Updated: Dec 31, 2019
Anxiety is incredibly uncomfortable. The tight chest, shallow breathing, heart racing, muscle tension. The frantic mind that won't rest. If you're like I used to be, the anxiety comes on seemingly out of nowhere (I'll have more to say on triggering thoughts in a later post). All of a sudden I would be trapped in this overwhelming tension and have no idea why or how to break out of it.
I spent a good chunk of my 20s trying to figure out how to make my anxiety go away. I tried exercise and pounding the pavement to exhaust my body. If I pushed my muscles to the brink, I could collapse and finally rest for a brief time. I tried cocktails in social situations, on dates, and with new people I hoped would become friends. I felt awkward and it helped me loosen up temporarily. I tried shopping. When I felt awful, there was a brief high I got from new makeup or clothes. These were band-aids that helped for a short time but the anxiety always resurfaced with a vengeance.

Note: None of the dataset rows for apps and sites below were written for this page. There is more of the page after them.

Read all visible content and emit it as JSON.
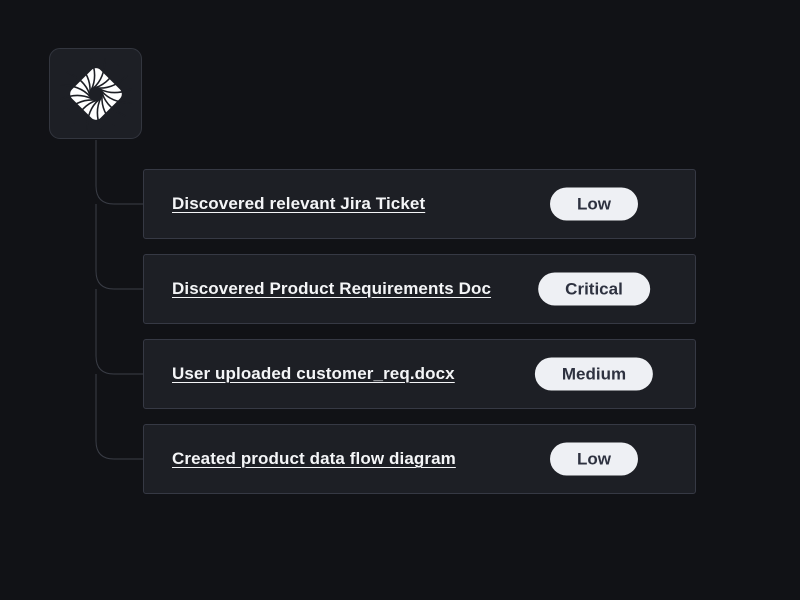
{
  "logo": {
    "icon": "swirl-logo-icon"
  },
  "activity_feed": {
    "items": [
      {
        "title": "Discovered relevant Jira Ticket",
        "priority": "Low"
      },
      {
        "title": "Discovered Product Requirements Doc",
        "priority": "Critical"
      },
      {
        "title": "User uploaded customer_req.docx",
        "priority": "Medium"
      },
      {
        "title": "Created product data flow diagram",
        "priority": "Low"
      }
    ]
  },
  "colors": {
    "background": "#111216",
    "card": "#1d1f25",
    "card_border": "#363944",
    "badge_bg": "#eef0f4",
    "badge_text": "#2e3240",
    "text": "#f4f5f7"
  }
}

Eventually I learned that my effort to get rid of the anxiety was actually the problem. Have you heard the Carl Jung quote, "What you resist not only persists, but will grow in size"? Turns out it's true. The resistance makes the anxiety worse and keeps it sticking around longer. It's kind of like that experiment when someone tells you not to think of a pink elephant. In all your effort to push the pink elephant image out of your mind, it becomes all you can think about. So when you have the thought, "I don't want to feel anxious anymore" that's when your old friend Mr. Anxiety tightens its hold on you.

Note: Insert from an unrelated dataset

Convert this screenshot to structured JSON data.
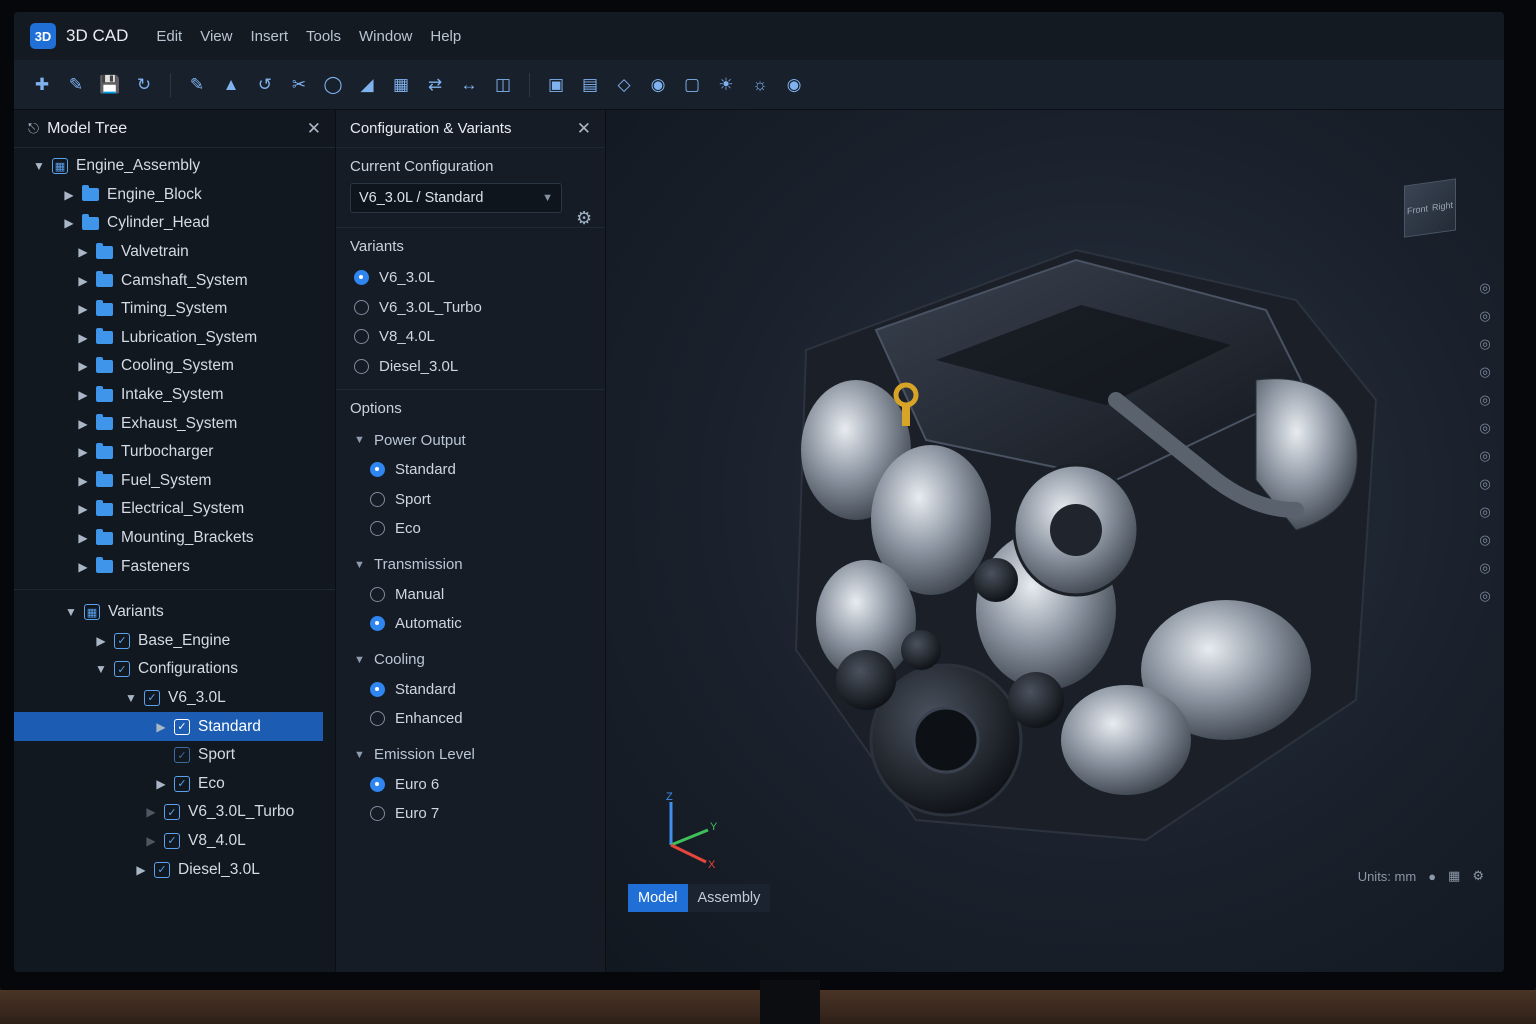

What do you do instead? These suggestions are based on the tenets of mindfulness and cognitive therapy. This is my cut-to-the-chase approach:

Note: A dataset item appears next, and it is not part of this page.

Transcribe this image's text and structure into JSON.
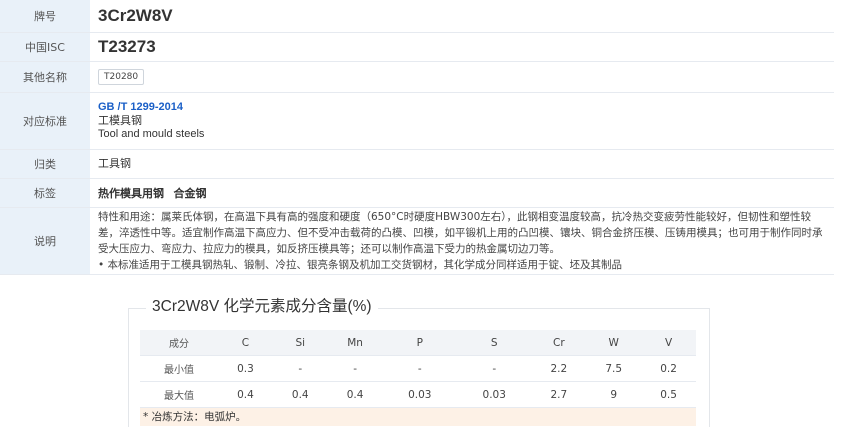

1. Get curious about your anxiety. What does it feel like in your body? Some common sensations are tightness in the jaw, feeling like there's a weight on your chest, upset stomach, constricted breathing. When it reaches the intensity of full-blown panic, this can feel terrifying and physically painful. You can also notice the times the anxiety comes on. Is it when you're home alone and about to prepare for an exam? When you're trying to get out of the house in the morning to drop both kids off at school and get to work in time? When you're waiting for your date from last night to finally text you back? You can recognize the anxiety more readily when you know how it feels and what situations are most likely to elicit it.
2. Label the anxiety while removing judgment. Most people notice the sensations above and have a negative judgment of the experience. How could you not? When anxiety is coming on and your body is starting to ramp up, the natural response is, "Noooooo. Here it comes AGAIN!" Or, let's be honest, it's usually, "Holy *&%^@!!!" Try something else instead. Notice the anxiety in a neutral way: "Oh, there is anxiety."
3. Lean in. Allow for the anxiety. Welcome it. This is when clients usually look at me with an expression saying, "Are you kidding me?" I get it. You've spent months or years trying to exercise/drink/shop [enter your favorite maladaptive coping strategy here] the anxiety away. Now I'm telling you to invite it in. Try to stay open-minded about doing something different this time. Visualize yourself opening to the anxiety, permitting yourself to feel the sensations, breathing into the experience. You can also talk yourself through this, "It's okay. It's just anxiety. Come on in."
4. Watch what happens. There is something remarkable that occurs when you bring awareness to your anxiety and lean into it without judgment. It may persist for awhile. Keep watching. It will lighten, lessen in intensity, and eventually you'll find that you have moved through it to the other side. You can take a deep breath again. You feel calm and contentment. Take note: It's critical to release the goal of making the anxiety go away. (That's resistance. Watch for thoughts like, "It's still here! When will it be over?") Instead the new mindset is to allow. When we do so, we fully experience the anxiety until we don't need to anymore. It's like a cloud that moves in and passes.
My experience has been that building this skill set is like working a muscle. The more I stay vigilant, the more I commit to this practice, the easier it becomes. I still have anxiety, although it's infrequent and tolerable now. Anxiety is a normal, human emotional experience. Life feels frightening at times and the anxiety is there for a reason, to protect my family and I. Sometimes it's warranted (like when a driver barrels through a red light in front of me) and other times I'm misreading a potential threat (like when the chest pain was just a strained muscle and not a medical emergency). Whatever the trigger, I have the tools for riding the anxiety wave. I would love to hear your questions and experiences in the comment section below.